It was these people who were now busily at work on what was to be not only my last Illinois Independence Day but the last such day we were all united, Citizens and world, offering “homage to thee”, Columbia, and our confident mission of freedom, liberty, progress, and brotherhood. It is achingly clear in my mind’s eye….

… the civic worthies (including my grandfather) gathered on the reviewing stand on Main Street, swapping stories and flasks of aged favorites. They were not merely the solons of our village but each a veteran who had helped America when America needed help. Behind them in the shade in hats and gloves sat their ladies, the women, however frail they may have looked, who had demonstrated grit and fortitude while their men were away on the nation’s far-flung battlefields. In those worrisome days they knew secret despair, but their genius kept it from the children who were their unceasing focus.

Then the bandmaster, resplendent in Ruritanian uniform, raised his baton to signify America and the great State of Illinois were on fete… and the band marched smartly ahead, down flag festooned Main Street and into the recesses of my mind.
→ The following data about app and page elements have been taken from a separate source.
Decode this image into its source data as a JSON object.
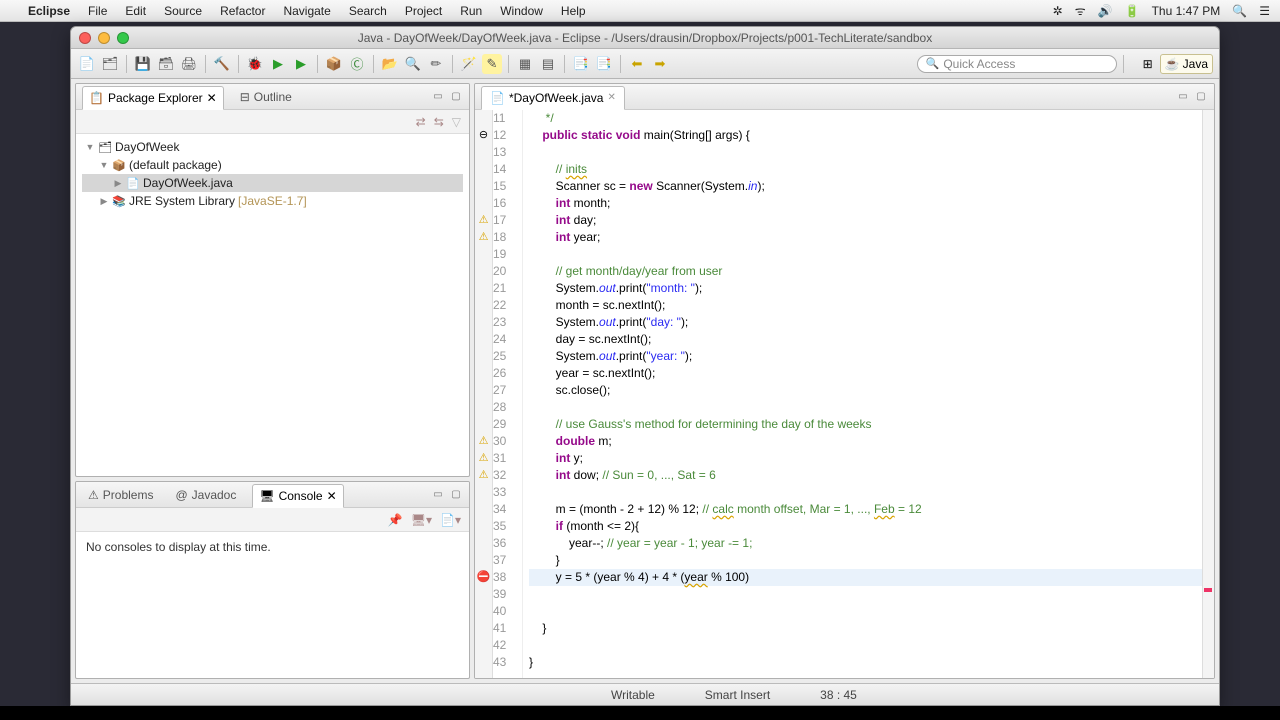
{
  "menubar": {
    "app": "Eclipse",
    "items": [
      "File",
      "Edit",
      "Source",
      "Refactor",
      "Navigate",
      "Search",
      "Project",
      "Run",
      "Window",
      "Help"
    ],
    "clock": "Thu 1:47 PM"
  },
  "title": "Java - DayOfWeek/DayOfWeek.java - Eclipse - /Users/drausin/Dropbox/Projects/p001-TechLiterate/sandbox",
  "quick_access": "Quick Access",
  "perspective": "Java",
  "pkgexp": {
    "tab": "Package Explorer",
    "other_tab": "Outline",
    "project": "DayOfWeek",
    "package": "(default package)",
    "file": "DayOfWeek.java",
    "lib": "JRE System Library",
    "libver": "[JavaSE-1.7]"
  },
  "problems_tab": "Problems",
  "javadoc_tab": "Javadoc",
  "console_tab": "Console",
  "console_msg": "No consoles to display at this time.",
  "editor_tab": "*DayOfWeek.java",
  "status": {
    "writable": "Writable",
    "insert": "Smart Insert",
    "loc": "38 : 45"
  }
}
That day I watched them in high glee, happy… today I know that this was the last unclouded tableau before the President was killed… before the war sundered the nation and made acrimony, not amity, our daily portion. I know this, but all the patriotic residents of Dowers Grove, so many of whom celebrated the day by marching in the town’s parade, did not. They were marching, as we all march, into a future they must live to know, a future that challenged, threatened, and changed everything they believed in and to which they renewed their allegiance this day of remembrance, rededication, and high resolve.

One era ends, another begins, this is the way of people and the nations which reflect them.

Just days after Independence Day, my father removed his family from Downers Grove to accept a better job in Los Angeles. There, just a few months later on the school’s basketball court, I learned of the President’s assassination. This was the beginning of a train of epochal events. One of its many casualties was the scene so reminiscent of Currier & Ives I saw in all its beauty my last prairie Independence Day. Now gone forever. Columbia, the gem of the ocean, “The boast of the red, white and blue” sailed on to triumphs and tragedies but its great unities, unities that forged glorious destiny, were no longer present but merely aspects of history.

We need them so today. And cannot be truly great again, a cynosure for a world that needs it, until we are united again.

About the Author

Harvard-educated Dr. Jeffrey Lant is CEO of Worldprofit, Inc., providing a wide range of online services for small and-home based businesses. Services include home business training, affiliate marketing training, earn-at-home programs, traffic tools, advertising, webcasting, hosting, design, WordPress Blogs and more. Find out why Worldprofit is considered the # 1 online Home Business Training program by getting a free Associate Membership today.

Republished with author’s permission by Daniel Fischer